Inversion forms a division between the atmospheric layers. Movement of air is the cause of heat transfer that takes place in the troposphere. So, a diversion or break from the normal pattern of convection impacts many atmospheric processes like cloud formation, presence of fog, the pattern of precipitation, etc.
Prevents Convection: Inversion stops the exchange of air within the layers at the base of troposphere. Thus, air currents do not rise upwards.
Clouds and Fog: Water vapor and moisture contained by the air also gets confined, resulting into cloud formation and fog over the surface.
Valley Inversion: Cold air is denser and heavier. Thus, it sinks down at the bottom of the valleys. Mountains with leeward slopes experience thermal inversions in valleys every now and then.
Tropospheric Ducting: On a foggy night, the sound of a radio can be heard from long distances. This happens when the radio signal gets bent and reverted from the inversion boundary, where it finds a warm layer of air (instead of cooler air present normally).
Freezing Rain: When snowflakes pass through an inversion layer, they melt due to the warm air and cool off as rapidly due to the cold air. However, the water drops are supercooled and not frozen until they hit the ground.
Rising Pollution Levels: This is one of the harmful effects of inversion. Warm layers of inversion do not allow any air to enter their sphere. Thus, industrial pollutants and vehicle exhausts are circulated within the layer nearing the ground. Concentration of these gases shoot up the toxin levels we breathe and form a brown-colored haze on the skyline as well.
The inversion layer caps the air below it, thus preventing any convection. We can view the city of Los Angeles, in the image above, being covered in smog completely. Severe respiratory diseases are likely to detected in urban dwellers, especially in conditions where inversions (like smog) persist for a longer period of time.
Rare Consequences of Inversion
This illusion above is a superior mirage or the Fata Morgana of San Francisco. A superior mirage is one where the object appears to be above its actual position. This happens because in the inversion layer, air below the line of sight is colder than the air above. Colder air, with a higher refractive index, makes the rays bend, and the object appears lifted.
The recent event of Grand Canyon witnessing a blanket of clouds is also an instance of inversion of temperature. The deep valleys over there trapped cold air, forming fog. The peaks rising over the clouds show that the temperature at their base is lesser than at their tops.

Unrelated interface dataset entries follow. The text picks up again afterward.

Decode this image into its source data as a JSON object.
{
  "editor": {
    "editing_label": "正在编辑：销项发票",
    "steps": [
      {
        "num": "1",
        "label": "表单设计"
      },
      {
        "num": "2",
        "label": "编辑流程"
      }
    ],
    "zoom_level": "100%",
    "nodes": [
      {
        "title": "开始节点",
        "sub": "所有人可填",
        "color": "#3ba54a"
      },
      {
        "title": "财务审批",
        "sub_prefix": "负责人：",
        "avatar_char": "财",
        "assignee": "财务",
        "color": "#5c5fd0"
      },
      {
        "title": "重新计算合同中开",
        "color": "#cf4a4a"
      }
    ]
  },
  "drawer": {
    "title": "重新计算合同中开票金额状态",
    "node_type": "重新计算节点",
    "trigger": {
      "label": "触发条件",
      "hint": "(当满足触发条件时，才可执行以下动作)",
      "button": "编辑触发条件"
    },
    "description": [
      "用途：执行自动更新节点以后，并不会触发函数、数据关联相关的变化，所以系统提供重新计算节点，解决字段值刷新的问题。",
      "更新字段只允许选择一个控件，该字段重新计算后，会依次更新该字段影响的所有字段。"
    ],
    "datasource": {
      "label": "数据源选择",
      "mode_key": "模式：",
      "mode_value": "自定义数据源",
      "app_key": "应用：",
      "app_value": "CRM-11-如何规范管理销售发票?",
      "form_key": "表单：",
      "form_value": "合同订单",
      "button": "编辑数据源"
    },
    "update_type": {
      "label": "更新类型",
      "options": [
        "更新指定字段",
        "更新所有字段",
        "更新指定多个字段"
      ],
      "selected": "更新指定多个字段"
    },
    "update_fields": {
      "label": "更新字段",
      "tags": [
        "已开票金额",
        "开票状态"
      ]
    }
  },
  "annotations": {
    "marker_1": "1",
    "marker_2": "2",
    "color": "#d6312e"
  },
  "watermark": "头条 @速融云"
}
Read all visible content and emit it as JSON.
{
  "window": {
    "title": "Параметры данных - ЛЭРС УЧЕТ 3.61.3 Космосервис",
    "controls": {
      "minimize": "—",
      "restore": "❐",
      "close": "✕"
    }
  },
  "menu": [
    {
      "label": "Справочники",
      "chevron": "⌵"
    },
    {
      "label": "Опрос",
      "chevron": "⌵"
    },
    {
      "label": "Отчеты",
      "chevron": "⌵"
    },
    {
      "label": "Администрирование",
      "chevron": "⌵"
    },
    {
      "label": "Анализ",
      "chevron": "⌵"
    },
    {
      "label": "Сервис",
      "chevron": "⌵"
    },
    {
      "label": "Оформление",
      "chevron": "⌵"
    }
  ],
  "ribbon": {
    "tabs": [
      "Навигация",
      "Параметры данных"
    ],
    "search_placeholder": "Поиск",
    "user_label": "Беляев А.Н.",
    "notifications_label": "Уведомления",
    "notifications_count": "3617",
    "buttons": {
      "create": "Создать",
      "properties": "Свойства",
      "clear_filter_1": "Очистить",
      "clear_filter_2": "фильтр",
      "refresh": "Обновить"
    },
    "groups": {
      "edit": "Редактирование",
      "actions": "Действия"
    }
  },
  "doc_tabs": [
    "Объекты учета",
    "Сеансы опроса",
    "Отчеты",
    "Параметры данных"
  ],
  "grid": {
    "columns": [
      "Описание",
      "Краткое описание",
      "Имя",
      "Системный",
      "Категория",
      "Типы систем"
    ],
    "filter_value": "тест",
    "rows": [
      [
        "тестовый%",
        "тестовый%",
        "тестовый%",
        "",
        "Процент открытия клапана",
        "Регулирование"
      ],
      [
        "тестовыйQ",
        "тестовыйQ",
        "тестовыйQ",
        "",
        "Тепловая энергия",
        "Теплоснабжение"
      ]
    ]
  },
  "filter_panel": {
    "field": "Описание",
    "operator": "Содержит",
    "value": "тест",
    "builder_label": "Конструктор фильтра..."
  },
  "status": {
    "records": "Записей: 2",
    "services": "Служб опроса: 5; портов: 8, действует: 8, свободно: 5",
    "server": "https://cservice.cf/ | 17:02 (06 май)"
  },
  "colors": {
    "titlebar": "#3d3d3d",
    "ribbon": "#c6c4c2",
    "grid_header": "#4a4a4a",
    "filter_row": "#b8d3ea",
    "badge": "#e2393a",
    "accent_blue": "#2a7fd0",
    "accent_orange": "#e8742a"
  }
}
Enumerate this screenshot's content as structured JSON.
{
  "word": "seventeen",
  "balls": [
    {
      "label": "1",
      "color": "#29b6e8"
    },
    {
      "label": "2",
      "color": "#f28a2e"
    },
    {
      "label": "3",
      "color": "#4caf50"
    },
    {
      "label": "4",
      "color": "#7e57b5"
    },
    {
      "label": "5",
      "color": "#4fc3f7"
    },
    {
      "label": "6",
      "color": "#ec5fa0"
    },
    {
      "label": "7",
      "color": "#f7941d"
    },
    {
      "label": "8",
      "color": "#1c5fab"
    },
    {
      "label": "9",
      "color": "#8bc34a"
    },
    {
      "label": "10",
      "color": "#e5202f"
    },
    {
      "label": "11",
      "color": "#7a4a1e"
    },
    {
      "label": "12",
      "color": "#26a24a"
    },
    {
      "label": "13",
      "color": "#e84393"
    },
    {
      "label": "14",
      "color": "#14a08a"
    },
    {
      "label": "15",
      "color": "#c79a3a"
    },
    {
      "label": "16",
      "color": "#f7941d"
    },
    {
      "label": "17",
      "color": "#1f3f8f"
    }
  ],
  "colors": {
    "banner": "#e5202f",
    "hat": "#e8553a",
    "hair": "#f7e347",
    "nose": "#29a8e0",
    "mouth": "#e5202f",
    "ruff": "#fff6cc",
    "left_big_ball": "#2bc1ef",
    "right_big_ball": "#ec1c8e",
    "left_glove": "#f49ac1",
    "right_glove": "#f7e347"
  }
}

Though a climatic phenomenon with the potential to cause extremities in weather, it also adds to the beauty of our planet. There sure must be human beings out there, in some corner of the world, unknowingly worshiping this beauty as God’s grace!